Walt Disney's classic "101 Dalmatians," revolutionary for its introduction of the Xerox process in animation, came out on video this week.
The release came as no surprise after the 30-year-old film's astounding theatrical success last summer when it grossed $60.2 million, an animation record, topping such Disney classics as "Snow White and the Seven Dwarfs" on its 50th anniversary, "Peter Pan" and "Bambi."
It also set a new mark for the first week of re-release with $15 million, again topping "Snow White."
The video lists for $24.99 during its limited release, which runs through Aug. 15. The new print has been retimed from original color negatives and includes the movie's first-ever Dolby stereo soundtrack presentation.
This story about man's best friend encountering a canine's worst enemy, the diabolical dognapper Cruella De Ville, is unlike the classic fairy tales that Disney was famous for animating.

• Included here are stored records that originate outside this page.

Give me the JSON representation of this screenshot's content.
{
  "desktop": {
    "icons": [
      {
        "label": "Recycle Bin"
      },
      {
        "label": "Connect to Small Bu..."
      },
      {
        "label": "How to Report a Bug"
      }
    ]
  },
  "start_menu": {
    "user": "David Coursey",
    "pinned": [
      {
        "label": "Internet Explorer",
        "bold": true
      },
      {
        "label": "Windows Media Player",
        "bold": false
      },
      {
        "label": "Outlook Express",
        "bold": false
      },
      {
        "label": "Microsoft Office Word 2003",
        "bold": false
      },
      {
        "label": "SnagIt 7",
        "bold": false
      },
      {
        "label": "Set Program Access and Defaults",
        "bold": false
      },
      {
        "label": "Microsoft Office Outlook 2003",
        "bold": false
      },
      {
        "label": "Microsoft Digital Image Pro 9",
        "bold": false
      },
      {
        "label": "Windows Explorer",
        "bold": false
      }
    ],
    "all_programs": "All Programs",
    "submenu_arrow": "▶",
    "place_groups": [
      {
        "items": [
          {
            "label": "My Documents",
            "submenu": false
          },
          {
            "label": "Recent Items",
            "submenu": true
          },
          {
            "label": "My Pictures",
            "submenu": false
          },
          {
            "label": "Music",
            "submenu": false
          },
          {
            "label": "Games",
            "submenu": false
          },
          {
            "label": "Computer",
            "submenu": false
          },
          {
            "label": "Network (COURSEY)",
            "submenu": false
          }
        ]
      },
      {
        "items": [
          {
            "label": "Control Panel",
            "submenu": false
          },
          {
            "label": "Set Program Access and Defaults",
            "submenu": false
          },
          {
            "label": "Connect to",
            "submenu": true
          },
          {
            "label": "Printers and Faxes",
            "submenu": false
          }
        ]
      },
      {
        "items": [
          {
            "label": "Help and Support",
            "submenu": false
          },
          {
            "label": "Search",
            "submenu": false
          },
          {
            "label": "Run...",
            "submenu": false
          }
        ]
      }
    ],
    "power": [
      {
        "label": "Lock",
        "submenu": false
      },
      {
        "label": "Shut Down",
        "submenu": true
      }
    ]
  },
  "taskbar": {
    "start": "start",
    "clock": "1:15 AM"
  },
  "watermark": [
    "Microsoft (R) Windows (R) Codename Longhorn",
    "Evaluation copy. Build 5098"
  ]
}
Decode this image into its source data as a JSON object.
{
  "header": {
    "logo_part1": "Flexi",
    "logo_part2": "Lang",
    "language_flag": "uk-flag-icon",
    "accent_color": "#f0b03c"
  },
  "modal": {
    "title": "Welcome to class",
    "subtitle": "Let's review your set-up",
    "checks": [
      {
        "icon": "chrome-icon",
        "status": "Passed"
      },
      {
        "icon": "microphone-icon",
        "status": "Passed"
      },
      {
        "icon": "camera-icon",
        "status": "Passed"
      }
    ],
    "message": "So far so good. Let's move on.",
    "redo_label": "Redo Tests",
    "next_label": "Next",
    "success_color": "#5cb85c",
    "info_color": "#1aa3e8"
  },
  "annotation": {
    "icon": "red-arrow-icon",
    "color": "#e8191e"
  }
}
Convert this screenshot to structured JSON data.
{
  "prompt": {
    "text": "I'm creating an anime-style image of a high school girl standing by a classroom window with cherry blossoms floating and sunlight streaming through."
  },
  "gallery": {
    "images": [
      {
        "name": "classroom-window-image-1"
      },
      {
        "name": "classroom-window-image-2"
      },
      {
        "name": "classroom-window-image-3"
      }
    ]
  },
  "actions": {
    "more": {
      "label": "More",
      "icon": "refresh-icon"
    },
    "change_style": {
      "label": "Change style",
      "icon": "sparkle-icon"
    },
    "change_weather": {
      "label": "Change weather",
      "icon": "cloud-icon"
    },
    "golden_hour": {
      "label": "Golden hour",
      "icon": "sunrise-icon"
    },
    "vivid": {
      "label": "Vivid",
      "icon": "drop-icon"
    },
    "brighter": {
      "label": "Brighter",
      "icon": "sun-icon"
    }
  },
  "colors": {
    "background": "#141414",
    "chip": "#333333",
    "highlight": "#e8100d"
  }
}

Rather, "101 Dalmatians" features a contemporary setting instead of a magical kingdom in Fantasyland.
This movie pioneered the electromagnetic technique for transferring the animator's drawings onto celluloid -- more familiarly known as the photocopying process. It made feasible the film's title sequence in which dots evolve into 101 dogs.
Speaking of dalmatian dogs with lots of dots, here are some numbers (from Disney) worth a bark or two. There are exactly 6,469,952 spots on 101 dalmatian dogs and puppies as they appear in 113,760 frames of film. A spot check reveals that Pongo has 72 dots, Perdita has 68 and each puppy has 32.
Animator Frank Thomas recalled that dalmatians were "complicated to draw because of their sleek-haired bodies ... We brought lots of dogs to the studio and filmed their every movement so that we could study them frame by frame and make sketches as we went along."
Critics enjoyed "101 Dalmatians" and praised it highly. Last summer, the Los Angeles Times wrote: "Thirty years after its initial release, the film remains fresh, funny and thoroughly entertaining."
"Good Morning America" said of the video: "On a scale of 10, this film gets 101."